"""
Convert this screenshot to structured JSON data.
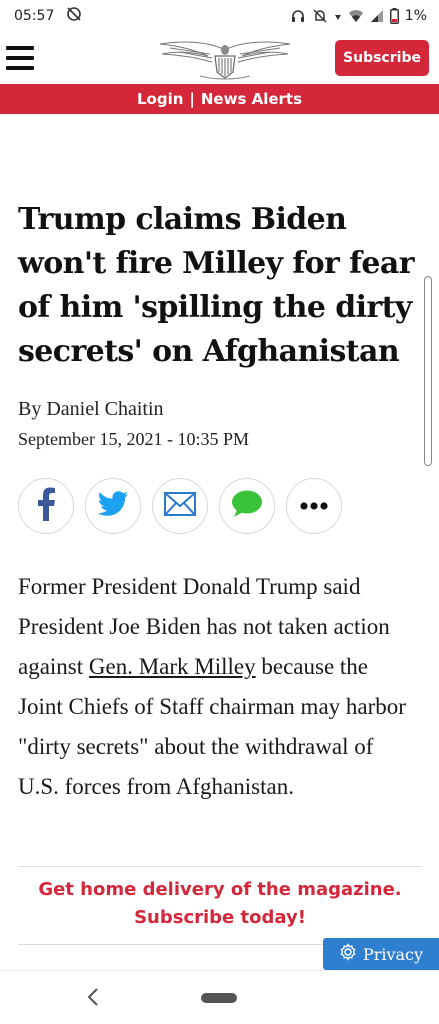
{
  "status_bar": {
    "time": "05:57",
    "battery": "1%"
  },
  "header": {
    "logo": "eagle-logo",
    "subscribe_label": "Subscribe"
  },
  "login_bar": {
    "login_label": "Login",
    "separator": "|",
    "alerts_label": "News Alerts"
  },
  "article": {
    "headline": "Trump claims Biden won't fire Milley for fear of him 'spilling the dirty secrets' on Afghanistan",
    "byline": "By Daniel Chaitin",
    "date": "September 15, 2021 - 10:35 PM",
    "body_part1": "Former President Donald Trump said President Joe Biden has not taken action against ",
    "body_link": "Gen. Mark Milley",
    "body_part2": " because the Joint Chiefs of Staff chairman may harbor \"dirty secrets\" about the withdrawal of U.S. forces from Afghanistan."
  },
  "share_buttons": [
    "facebook-icon",
    "twitter-icon",
    "email-icon",
    "message-icon",
    "more-icon"
  ],
  "promo": {
    "line1": "Get home delivery of the magazine.",
    "line2": "Subscribe today!"
  },
  "privacy": {
    "label": "Privacy"
  },
  "colors": {
    "brand_red": "#d4283a",
    "facebook_blue": "#3b5998",
    "twitter_blue": "#1da1f2",
    "email_blue": "#2a7bd0",
    "message_green": "#3ac33a",
    "privacy_blue": "#2f7fd0"
  }
}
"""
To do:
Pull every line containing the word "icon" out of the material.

Solution:
    "facebook-icon",
    "twitter-icon",
    "email-icon",
    "message-icon",
    "more-icon"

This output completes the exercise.